This is a great pity and we may not see so many autumn flowering bulbs and corms because gardeners either don’t see them or they don’t visit a garden centre.

It won’t be long before the autumn flowering bulbs and corms arrive so be sure to keep an eye out because they will be snapped up as there won’t be so many in stock.

Let’s have a quick look at bulbs and corms which will provide a carpet of colour when we all need cheering up this autumn.

Nerines are best known but have you ever seen colchicum?

The single pink flowers are five times as large as a crocus and the same shape as a crocus. They are often called naked ladies because there are no leaves on the plant when it comes into flower.

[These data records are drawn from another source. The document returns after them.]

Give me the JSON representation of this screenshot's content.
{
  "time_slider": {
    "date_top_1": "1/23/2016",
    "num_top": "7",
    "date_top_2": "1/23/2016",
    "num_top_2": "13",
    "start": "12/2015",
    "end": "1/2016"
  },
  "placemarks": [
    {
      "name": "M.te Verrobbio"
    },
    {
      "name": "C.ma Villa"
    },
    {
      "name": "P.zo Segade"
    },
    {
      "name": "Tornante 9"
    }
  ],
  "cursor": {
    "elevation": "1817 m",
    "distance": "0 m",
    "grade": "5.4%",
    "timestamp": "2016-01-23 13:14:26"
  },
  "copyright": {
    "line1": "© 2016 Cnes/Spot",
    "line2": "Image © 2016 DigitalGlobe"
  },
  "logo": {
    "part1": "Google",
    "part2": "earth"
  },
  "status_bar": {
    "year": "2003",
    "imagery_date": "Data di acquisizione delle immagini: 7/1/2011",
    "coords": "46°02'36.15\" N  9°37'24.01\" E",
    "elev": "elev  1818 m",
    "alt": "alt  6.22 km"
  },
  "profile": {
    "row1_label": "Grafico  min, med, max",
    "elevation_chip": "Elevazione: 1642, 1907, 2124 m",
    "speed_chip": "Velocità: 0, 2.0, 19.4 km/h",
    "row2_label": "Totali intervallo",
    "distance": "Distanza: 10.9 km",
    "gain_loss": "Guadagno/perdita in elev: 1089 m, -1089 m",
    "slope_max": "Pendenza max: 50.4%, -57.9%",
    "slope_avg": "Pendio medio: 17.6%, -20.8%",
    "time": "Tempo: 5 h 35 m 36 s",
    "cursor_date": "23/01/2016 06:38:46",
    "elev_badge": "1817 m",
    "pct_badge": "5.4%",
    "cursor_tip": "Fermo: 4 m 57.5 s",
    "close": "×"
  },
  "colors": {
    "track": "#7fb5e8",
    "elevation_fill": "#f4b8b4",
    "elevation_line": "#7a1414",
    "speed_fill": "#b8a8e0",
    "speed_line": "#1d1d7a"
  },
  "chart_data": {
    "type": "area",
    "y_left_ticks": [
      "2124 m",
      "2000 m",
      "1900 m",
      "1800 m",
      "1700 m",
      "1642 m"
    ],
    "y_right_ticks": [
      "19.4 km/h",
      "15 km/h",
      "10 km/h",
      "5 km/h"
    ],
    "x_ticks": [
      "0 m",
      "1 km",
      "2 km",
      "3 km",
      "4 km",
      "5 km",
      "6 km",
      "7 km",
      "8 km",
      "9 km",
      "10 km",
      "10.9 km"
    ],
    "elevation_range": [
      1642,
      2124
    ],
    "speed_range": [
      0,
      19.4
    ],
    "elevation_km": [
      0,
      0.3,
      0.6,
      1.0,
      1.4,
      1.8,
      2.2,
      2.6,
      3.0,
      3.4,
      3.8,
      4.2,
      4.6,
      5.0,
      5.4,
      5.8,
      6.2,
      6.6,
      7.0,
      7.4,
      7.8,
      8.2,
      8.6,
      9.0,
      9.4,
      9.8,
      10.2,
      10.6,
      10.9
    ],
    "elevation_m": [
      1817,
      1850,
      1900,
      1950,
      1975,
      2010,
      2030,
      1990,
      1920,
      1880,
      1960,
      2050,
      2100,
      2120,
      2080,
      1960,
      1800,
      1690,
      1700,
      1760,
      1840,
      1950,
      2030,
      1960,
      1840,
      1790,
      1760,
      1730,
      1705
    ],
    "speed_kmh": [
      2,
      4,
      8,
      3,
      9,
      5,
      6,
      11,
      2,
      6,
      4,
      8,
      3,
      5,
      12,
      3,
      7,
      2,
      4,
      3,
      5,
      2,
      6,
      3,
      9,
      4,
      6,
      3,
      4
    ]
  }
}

The double forms look like small water lily blooms. If there are children in your life, buy one for each child and put it into an egg cup with no water and leave it on their bedroom windowsill.

In the autumn, the phone will ring and a little voice will say: ‘Grandma/grandad, the bulb you put in an egg cup has a flower like a water lily.’ This will make your day!

They can go straight into the garden in a sunny spot.

If you love crocus, have a go at planting a group so that the corms are two inches deep and each corm three inches from the next in a circle. They normally come in cellophane packs of five with a picture of the flower on the front.

If you see any sternbergia, it will be a miracle. The bulbs are a bit smaller than tulip bulbs, but the flower is already in the bulb. When it emerges in the autumn the blooms look like large yellow crocus with leaves very similar to daffodils.

In fact sternbergia is closely related to daffodils, quite unique and rarely seen in gardens.

Other autumn gems are flowering hardy cyclamen. These are tubers and are normally about half-an-inch thick.

Fork over the soil to a depth of two or three inches and press the tuber firmly into the surface so the top of the tuber is level with the soil. Water well.

The base is round and the top has little bits of brown stems from last year’s growth. These produce tiny flowers for about six to eight weeks during the autumn followed by beautiful marbled leaves, great in partial shade and wonderful if you like a natural appearance in your garden.


It has been really dry recently and the weather has been humid. So I hope you sprayed your potatoes and tomatoes with Bordeaux mixture to prevent blight.